If I have the ability to exert enough influence over your family, so as to persuade (or threaten) them not to pursue charges against me, taking your life is at no cost or consequence to me. If you have the financial ability to buy the favor of my survivors, killing me will be of no penal consequence to you. And this simple equation, where human life is balanced against the scales of money and influence, has sadly become the hallmark of our criminal justice system.

The issue becomes even more perverse when the accused belongs to a terrorist organization (e.g. TTP) or to a feared group of organized individual (e.g. MQM). In such situations, even the most menial members of such organizations wield an unassailable clout, enough to render the entire criminal justice system irrelevant, and thus giving such individuals the license to commit crimes (especially murder) with impunity.

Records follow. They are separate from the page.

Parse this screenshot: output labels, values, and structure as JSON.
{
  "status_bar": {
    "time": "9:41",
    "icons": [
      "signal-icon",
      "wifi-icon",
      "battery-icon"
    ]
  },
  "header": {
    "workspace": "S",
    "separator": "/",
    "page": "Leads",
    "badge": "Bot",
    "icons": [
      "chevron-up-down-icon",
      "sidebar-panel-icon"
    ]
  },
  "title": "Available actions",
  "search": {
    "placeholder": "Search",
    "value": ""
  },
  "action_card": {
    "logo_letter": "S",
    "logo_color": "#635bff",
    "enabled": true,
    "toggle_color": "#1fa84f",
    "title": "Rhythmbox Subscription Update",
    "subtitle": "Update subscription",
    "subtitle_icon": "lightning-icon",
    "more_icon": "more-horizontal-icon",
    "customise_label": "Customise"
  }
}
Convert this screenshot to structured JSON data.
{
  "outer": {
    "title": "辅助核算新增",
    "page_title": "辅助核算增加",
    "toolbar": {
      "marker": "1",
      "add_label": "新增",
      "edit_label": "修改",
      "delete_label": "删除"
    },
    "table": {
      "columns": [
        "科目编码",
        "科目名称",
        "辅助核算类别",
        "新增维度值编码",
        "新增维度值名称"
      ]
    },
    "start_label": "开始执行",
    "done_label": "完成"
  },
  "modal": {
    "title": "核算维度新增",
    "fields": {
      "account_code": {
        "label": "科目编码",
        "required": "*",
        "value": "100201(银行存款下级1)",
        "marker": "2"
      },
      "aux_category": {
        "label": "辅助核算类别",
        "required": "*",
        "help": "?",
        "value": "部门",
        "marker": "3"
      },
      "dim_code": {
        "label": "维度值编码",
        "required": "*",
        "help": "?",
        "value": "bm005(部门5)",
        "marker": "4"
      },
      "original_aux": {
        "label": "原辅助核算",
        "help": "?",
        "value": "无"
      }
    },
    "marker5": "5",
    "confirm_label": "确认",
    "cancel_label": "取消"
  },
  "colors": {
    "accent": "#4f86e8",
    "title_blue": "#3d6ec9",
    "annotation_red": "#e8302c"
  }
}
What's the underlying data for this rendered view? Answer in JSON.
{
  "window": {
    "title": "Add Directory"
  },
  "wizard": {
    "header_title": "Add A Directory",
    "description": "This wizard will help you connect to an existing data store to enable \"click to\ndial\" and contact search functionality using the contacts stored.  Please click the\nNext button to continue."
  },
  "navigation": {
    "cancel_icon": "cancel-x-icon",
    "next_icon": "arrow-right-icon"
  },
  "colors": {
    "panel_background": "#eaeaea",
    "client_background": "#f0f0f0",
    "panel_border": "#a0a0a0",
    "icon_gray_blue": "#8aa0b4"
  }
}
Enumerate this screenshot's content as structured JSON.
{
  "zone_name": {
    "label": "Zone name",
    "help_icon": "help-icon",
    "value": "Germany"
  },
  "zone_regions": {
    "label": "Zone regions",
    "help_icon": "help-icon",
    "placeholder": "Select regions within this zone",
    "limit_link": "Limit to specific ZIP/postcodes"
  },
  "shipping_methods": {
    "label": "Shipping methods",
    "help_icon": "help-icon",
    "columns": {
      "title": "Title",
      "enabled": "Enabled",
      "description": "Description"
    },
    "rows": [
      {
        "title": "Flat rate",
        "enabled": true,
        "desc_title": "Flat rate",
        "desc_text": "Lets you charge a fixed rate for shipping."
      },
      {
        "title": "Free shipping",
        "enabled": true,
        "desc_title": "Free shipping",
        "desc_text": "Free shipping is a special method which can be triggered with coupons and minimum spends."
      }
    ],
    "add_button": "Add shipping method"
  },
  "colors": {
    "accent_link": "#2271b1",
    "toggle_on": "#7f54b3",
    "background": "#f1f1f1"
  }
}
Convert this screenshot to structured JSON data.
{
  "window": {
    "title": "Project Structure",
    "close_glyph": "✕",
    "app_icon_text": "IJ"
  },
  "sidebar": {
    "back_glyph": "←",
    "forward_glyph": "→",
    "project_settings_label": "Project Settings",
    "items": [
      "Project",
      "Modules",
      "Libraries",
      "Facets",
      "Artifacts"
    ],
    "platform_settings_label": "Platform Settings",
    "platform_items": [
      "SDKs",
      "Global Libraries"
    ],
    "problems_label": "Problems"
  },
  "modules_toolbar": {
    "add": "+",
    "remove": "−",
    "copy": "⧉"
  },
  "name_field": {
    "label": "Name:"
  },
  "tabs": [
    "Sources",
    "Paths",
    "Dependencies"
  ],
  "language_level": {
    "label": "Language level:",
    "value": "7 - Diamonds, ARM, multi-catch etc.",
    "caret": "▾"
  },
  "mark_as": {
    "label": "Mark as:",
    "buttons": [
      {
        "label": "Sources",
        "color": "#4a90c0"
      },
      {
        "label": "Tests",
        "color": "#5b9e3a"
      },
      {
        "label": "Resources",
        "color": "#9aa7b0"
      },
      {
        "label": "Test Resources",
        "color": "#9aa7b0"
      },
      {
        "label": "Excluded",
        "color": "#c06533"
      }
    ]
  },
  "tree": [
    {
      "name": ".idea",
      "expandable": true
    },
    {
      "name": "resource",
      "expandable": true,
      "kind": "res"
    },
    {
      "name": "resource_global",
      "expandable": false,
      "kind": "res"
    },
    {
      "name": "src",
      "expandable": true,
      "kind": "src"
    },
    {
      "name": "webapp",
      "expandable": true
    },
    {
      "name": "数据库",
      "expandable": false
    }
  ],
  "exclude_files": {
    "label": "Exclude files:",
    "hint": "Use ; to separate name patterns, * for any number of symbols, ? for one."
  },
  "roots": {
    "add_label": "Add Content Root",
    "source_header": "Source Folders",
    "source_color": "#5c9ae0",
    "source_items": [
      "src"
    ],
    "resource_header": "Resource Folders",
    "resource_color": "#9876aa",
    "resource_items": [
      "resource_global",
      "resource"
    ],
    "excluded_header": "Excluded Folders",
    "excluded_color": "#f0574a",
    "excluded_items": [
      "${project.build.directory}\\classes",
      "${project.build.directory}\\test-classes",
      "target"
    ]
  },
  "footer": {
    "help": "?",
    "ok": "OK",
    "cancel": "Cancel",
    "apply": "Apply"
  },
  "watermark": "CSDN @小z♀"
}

For this purpose, the criminal justice system has been designed to treat all offences as crimes against the State (as opposed to civil disputes, which are merely among two private entities within the State); in the belief that regardless of how wealthy or influential the accused might be, or how feared the group that the accused belongs to, the State will always be stronger and wealthier in comparison. And thus, a surrender by our criminal justice system, at the feet of the powerful, the wealthy, and the feared, is effectively a reneging of the myth that the State of Pakistan is stronger than all the accused.

Another reason for classifying criminal law as ‘State versus…’ is to entrench the ideal that a crime against any individual within the State demeans the entire society and is thus a crime against the State itself. As a result, the criminal justice system views every crime as an affront against the writ of the State, and assigns a State prosecutor to try the same.

A fixing of the criminal justice system, ensuring that neither influence, nor money, nor fear, factors into the prosecution of heinous crimes, requires reforms within the State, as opposed to blaming private individuals who (out of desperate circumstances) surrender to their mortality. While Allah Ditta, burdened by ‘dhons Police Sarkar di’ and ‘dhaandli maal patwaar di’ might have no choice but to relent against ‘jug ki keetiyan ne’, the State has a responsibility to become the ‘jeewan di nukkar’ that Allah Ditta craves. And for this, major structural reforms are needed.

As is obvious, in line with efforts already made, we need a potent witness and judge protection program, so as to protect the sanctity and safety of the prosecutorial regime. We need a depoliticized police force that investigates each case on its merit, without fear or favor of the mighty and the powerful. We need an evolution in our investigative techniques, forensics as well as others, which incorporate modern technologies into our antediluvian procedures. We need to rethink the sanctity that we ascribe to the First Investigation Report (FIR), thus stemming the hemorrhage of concocting ‘convictable’ facts. And we need to develop fresh evidentiary standards, in line with international best practices, as opposed to dogmatically holding on to archaic notions of eyewitness testimonies as a prerequisite for conviction.

But above all, we need to develop a State culture that does not relent on prosecution, even if the aggrieved individuals do so. In this regard, it is no excuse for the State, or even for the court, to excuse the accused in lieu of a compromise between the parties, or in case, out of fear or greed, private individuals decide not to prosecute the alleged offenders.

Even the Islamic doctrines of diyat does not exonerate the State of its burden to convict a crime to its fullest extent. The payment of diyat, or some forced compromise, ‘may’ settle the issue between the parties, but it does into extinguish the crime that has been committed against the State. Nothing can; except, of course, an unrelenting recourse to the law itself.

Our criminal justice system is broken. And only a small part of that can be attributed to the broken spirit of Allah Ditta against Mustafa Kanjus and Shahrukh Jatois of our country. Majority of the fault, if not all of it, rests exclusively in the domain of the State and the judiciary.

Suo moto actions, like the one in Zain’s murder case, convey a positive sentiment on part of the judiciary to not allow the oppressor from prevailing over the oppressed. But such actions, commendable as they are, cannot stem the rot of our criminal justice system. A rethinking of our State’s philosophy as well procedures is needed. And Allah Ditta is waiting.